During the randomized multi-center study, conducted by the Cardiovascular Cell Therapy Research Network between 2009 and 2011, 92 patients received either stem cell therapy or a placebo. The patients were an average age of 63. They had chronic ischemic heart disease and an ejection fraction of less than 45 percent along with heart failure and/or chest pain, and were no longer candidates for revascularization.
Doctors aspirated bone marrow from the patients receiving stem cell therapy. After obtaining the mononuclear fraction of the marrow, a catheter into the heart's left ventricle was used to inject stem cells into about 15 damaged sites. Electromechanical mapping images of the heart were used to pinpoint areas that were damaged.
Researchers found that patients receiving the stem cell therapy had a 2.7 percent boost in left ventricular ejection fraction, a measure of the amount of blood departing the heart's main chamber.
After additional testing on patients' bone marrow cells to study functional characteristics, investigators also found that younger patients tended to have higher ejection fractions, or the volume of blood pumped out of the heart's right ventricle, after stem cell treatment.
Though the study reported findings that were optimistic, some doctors in attendance at the conference where the research was presented expressed skepticism about the results, mostly since the primary study findings came from numerous secondary hypotheses, such as improved ejection fraction. The study failed to meet pre-specified improvement end points in most measures of heart function.
An assessment at six months did not find a statistical difference between the therapy group and placebo group in left ventricular end-systolic volume, which was reviewed by echocardiography; maximal oxygen consumption, and reversibility on SPECT.
Dr. Robert Califf, director of the Duke Translational Medicine Institute, called the overall research findings "negative" and said he's doubtful that the results could be reproduced.

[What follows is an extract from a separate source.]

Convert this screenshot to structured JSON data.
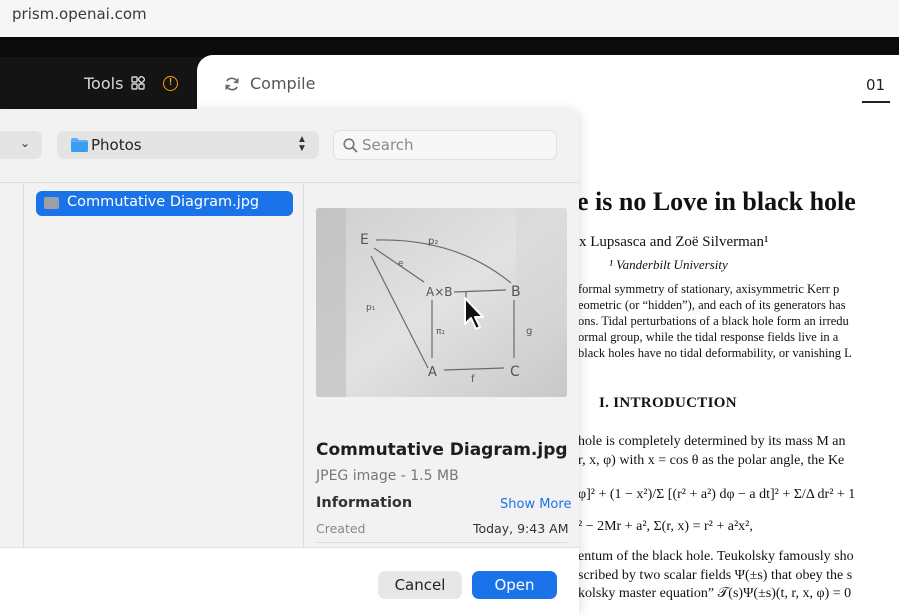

This study, funded by the National Heart, Lung, and Blood Institute, was presented Saturday at the American College of Cardiology’s Annual Scientific Session.